--- RECORDED DATA Enclosed Below ---
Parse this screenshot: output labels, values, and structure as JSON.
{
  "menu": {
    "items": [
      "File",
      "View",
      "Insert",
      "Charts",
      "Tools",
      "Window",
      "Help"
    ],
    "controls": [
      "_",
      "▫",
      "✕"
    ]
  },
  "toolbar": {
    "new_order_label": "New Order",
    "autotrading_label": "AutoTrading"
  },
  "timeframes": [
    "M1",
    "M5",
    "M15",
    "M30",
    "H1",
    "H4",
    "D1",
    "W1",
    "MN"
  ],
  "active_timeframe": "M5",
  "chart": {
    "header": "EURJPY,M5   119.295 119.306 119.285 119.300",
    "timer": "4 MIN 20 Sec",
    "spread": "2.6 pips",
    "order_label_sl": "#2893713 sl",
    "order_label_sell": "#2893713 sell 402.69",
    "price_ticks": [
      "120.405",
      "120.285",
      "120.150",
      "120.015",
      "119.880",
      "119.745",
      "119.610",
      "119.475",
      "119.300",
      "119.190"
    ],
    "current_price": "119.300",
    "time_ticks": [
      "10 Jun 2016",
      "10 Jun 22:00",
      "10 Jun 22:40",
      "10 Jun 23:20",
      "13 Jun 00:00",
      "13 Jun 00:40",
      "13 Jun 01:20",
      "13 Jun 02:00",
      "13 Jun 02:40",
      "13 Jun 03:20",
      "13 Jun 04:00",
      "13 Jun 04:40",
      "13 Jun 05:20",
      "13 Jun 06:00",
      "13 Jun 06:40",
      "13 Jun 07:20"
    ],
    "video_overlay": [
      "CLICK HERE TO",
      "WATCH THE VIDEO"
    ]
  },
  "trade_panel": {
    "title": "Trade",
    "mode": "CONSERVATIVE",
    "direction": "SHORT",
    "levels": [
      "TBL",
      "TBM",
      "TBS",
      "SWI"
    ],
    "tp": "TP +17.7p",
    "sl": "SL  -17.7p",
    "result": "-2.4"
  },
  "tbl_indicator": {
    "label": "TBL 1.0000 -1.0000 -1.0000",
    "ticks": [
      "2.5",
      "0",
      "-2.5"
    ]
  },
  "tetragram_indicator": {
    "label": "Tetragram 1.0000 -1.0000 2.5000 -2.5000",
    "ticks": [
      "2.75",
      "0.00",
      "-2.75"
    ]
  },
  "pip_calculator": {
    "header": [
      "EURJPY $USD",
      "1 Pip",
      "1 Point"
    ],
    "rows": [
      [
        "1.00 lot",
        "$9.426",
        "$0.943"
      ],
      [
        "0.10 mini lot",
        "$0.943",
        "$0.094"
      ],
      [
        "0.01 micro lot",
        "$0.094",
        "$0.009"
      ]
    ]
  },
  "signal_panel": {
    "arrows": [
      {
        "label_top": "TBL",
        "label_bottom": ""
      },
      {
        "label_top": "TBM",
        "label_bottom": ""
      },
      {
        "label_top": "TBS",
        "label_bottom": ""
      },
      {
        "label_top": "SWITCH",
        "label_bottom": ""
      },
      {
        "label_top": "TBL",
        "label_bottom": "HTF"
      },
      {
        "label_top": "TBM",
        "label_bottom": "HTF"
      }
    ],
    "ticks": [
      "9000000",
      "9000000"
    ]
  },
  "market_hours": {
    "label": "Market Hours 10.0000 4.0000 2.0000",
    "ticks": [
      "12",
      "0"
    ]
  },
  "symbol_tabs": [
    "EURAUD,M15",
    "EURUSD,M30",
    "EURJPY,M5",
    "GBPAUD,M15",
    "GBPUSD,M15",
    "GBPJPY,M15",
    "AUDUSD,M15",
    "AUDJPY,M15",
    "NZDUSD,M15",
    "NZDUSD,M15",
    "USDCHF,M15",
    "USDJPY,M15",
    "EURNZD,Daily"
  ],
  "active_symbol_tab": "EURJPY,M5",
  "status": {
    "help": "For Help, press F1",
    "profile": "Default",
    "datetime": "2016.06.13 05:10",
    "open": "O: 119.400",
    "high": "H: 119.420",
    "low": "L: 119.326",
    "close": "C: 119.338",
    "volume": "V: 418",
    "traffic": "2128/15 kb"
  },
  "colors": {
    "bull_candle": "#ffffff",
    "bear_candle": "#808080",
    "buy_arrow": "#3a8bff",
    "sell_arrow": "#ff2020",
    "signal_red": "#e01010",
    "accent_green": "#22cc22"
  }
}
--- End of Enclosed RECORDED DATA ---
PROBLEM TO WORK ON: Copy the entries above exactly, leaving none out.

SOLVED EXERCISE:
Parse this screenshot: output labels, values, and structure as JSON.
{
  "menu": {
    "items": [
      "File",
      "View",
      "Insert",
      "Charts",
      "Tools",
      "Window",
      "Help"
    ],
    "controls": [
      "_",
      "▫",
      "✕"
    ]
  },
  "toolbar": {
    "new_order_label": "New Order",
    "autotrading_label": "AutoTrading"
  },
  "timeframes": [
    "M1",
    "M5",
    "M15",
    "M30",
    "H1",
    "H4",
    "D1",
    "W1",
    "MN"
  ],
  "active_timeframe": "M5",
  "chart": {
    "header": "EURJPY,M5   119.295 119.306 119.285 119.300",
    "timer": "4 MIN 20 Sec",
    "spread": "2.6 pips",
    "order_label_sl": "#2893713 sl",
    "order_label_sell": "#2893713 sell 402.69",
    "price_ticks": [
      "120.405",
      "120.285",
      "120.150",
      "120.015",
      "119.880",
      "119.745",
      "119.610",
      "119.475",
      "119.300",
      "119.190"
    ],
    "current_price": "119.300",
    "time_ticks": [
      "10 Jun 2016",
      "10 Jun 22:00",
      "10 Jun 22:40",
      "10 Jun 23:20",
      "13 Jun 00:00",
      "13 Jun 00:40",
      "13 Jun 01:20",
      "13 Jun 02:00",
      "13 Jun 02:40",
      "13 Jun 03:20",
      "13 Jun 04:00",
      "13 Jun 04:40",
      "13 Jun 05:20",
      "13 Jun 06:00",
      "13 Jun 06:40",
      "13 Jun 07:20"
    ],
    "video_overlay": [
      "CLICK HERE TO",
      "WATCH THE VIDEO"
    ]
  },
  "trade_panel": {
    "title": "Trade",
    "mode": "CONSERVATIVE",
    "direction": "SHORT",
    "levels": [
      "TBL",
      "TBM",
      "TBS",
      "SWI"
    ],
    "tp": "TP +17.7p",
    "sl": "SL  -17.7p",
    "result": "-2.4"
  },
  "tbl_indicator": {
    "label": "TBL 1.0000 -1.0000 -1.0000",
    "ticks": [
      "2.5",
      "0",
      "-2.5"
    ]
  },
  "tetragram_indicator": {
    "label": "Tetragram 1.0000 -1.0000 2.5000 -2.5000",
    "ticks": [
      "2.75",
      "0.00",
      "-2.75"
    ]
  },
  "pip_calculator": {
    "header": [
      "EURJPY $USD",
      "1 Pip",
      "1 Point"
    ],
    "rows": [
      [
        "1.00 lot",
        "$9.426",
        "$0.943"
      ],
      [
        "0.10 mini lot",
        "$0.943",
        "$0.094"
      ],
      [
        "0.01 micro lot",
        "$0.094",
        "$0.009"
      ]
    ]
  },
  "signal_panel": {
    "arrows": [
      {
        "label_top": "TBL",
        "label_bottom": ""
      },
      {
        "label_top": "TBM",
        "label_bottom": ""
      },
      {
        "label_top": "TBS",
        "label_bottom": ""
      },
      {
        "label_top": "SWITCH",
        "label_bottom": ""
      },
      {
        "label_top": "TBL",
        "label_bottom": "HTF"
      },
      {
        "label_top": "TBM",
        "label_bottom": "HTF"
      }
    ],
    "ticks": [
      "9000000",
      "9000000"
    ]
  },
  "market_hours": {
    "label": "Market Hours 10.0000 4.0000 2.0000",
    "ticks": [
      "12",
      "0"
    ]
  },
  "symbol_tabs": [
    "EURAUD,M15",
    "EURUSD,M30",
    "EURJPY,M5",
    "GBPAUD,M15",
    "GBPUSD,M15",
    "GBPJPY,M15",
    "AUDUSD,M15",
    "AUDJPY,M15",
    "NZDUSD,M15",
    "NZDUSD,M15",
    "USDCHF,M15",
    "USDJPY,M15",
    "EURNZD,Daily"
  ],
  "active_symbol_tab": "EURJPY,M5",
  "status": {
    "help": "For Help, press F1",
    "profile": "Default",
    "datetime": "2016.06.13 05:10",
    "open": "O: 119.400",
    "high": "H: 119.420",
    "low": "L: 119.326",
    "close": "C: 119.338",
    "volume": "V: 418",
    "traffic": "2128/15 kb"
  },
  "colors": {
    "bull_candle": "#ffffff",
    "bear_candle": "#808080",
    "buy_arrow": "#3a8bff",
    "sell_arrow": "#ff2020",
    "signal_red": "#e01010",
    "accent_green": "#22cc22"
  }
}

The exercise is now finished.